====== Records for the task

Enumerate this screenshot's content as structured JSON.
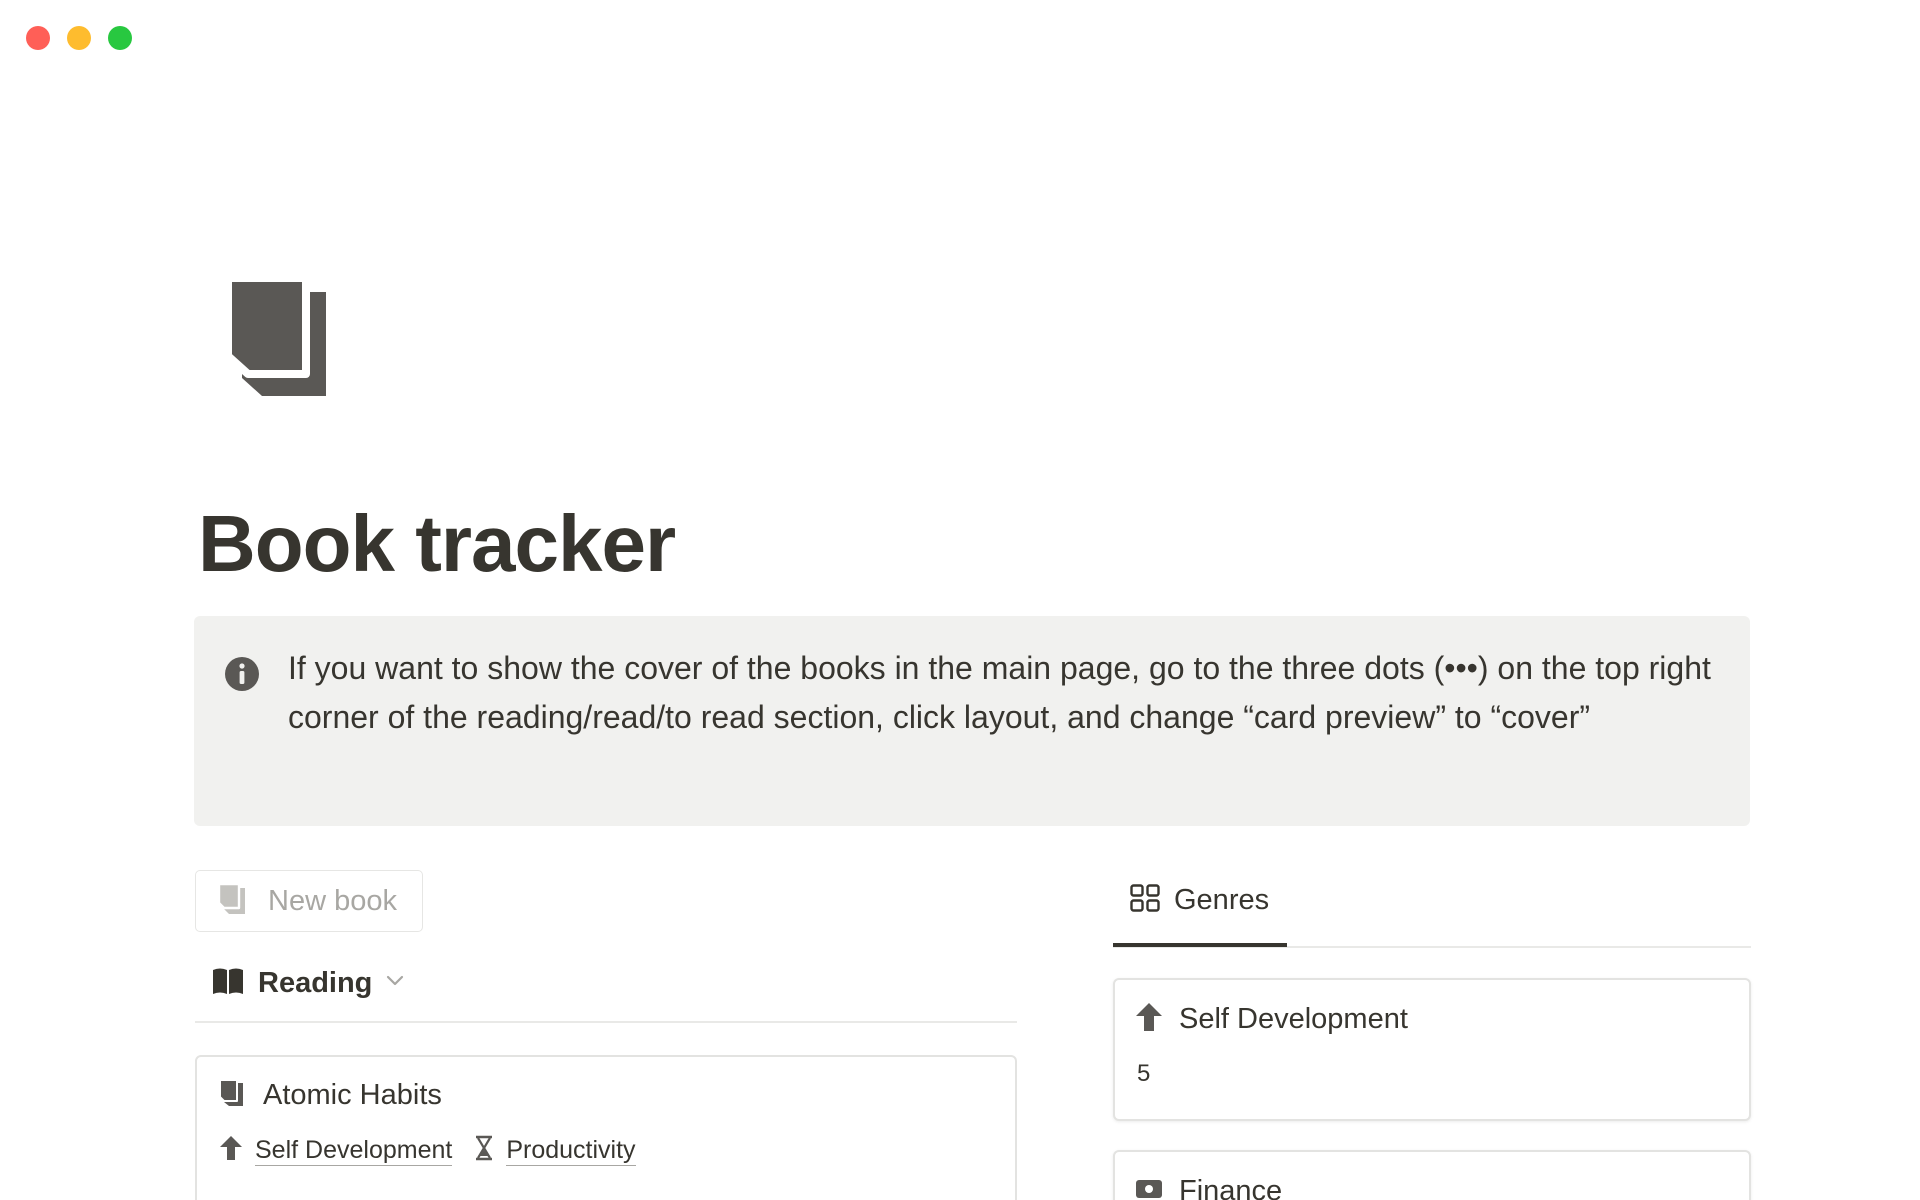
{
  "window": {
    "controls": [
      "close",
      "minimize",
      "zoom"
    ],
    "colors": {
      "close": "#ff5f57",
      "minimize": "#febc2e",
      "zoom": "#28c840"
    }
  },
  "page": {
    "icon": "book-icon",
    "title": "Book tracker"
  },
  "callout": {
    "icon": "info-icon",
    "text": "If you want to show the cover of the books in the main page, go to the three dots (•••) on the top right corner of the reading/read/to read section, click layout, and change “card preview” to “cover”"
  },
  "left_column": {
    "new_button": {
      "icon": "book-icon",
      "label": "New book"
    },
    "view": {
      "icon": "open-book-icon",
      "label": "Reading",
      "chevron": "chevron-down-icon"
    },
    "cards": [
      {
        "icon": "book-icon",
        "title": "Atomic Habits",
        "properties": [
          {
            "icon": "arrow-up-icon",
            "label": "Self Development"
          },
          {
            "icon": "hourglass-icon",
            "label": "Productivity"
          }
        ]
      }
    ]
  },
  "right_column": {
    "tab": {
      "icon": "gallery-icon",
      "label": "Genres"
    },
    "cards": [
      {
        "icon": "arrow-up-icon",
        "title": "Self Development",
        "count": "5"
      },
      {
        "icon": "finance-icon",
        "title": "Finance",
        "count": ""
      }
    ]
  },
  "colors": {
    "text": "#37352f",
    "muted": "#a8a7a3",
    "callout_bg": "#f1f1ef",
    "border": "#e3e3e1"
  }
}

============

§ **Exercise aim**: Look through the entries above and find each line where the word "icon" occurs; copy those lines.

§ **Written solution**:
    "icon": "book-icon",
    "icon": "info-icon",
      "icon": "book-icon",
      "icon": "open-book-icon",
      "chevron": "chevron-down-icon"
        "icon": "book-icon",
            "icon": "arrow-up-icon",
            "icon": "hourglass-icon",
      "icon": "gallery-icon",
        "icon": "arrow-up-icon",
        "icon": "finance-icon",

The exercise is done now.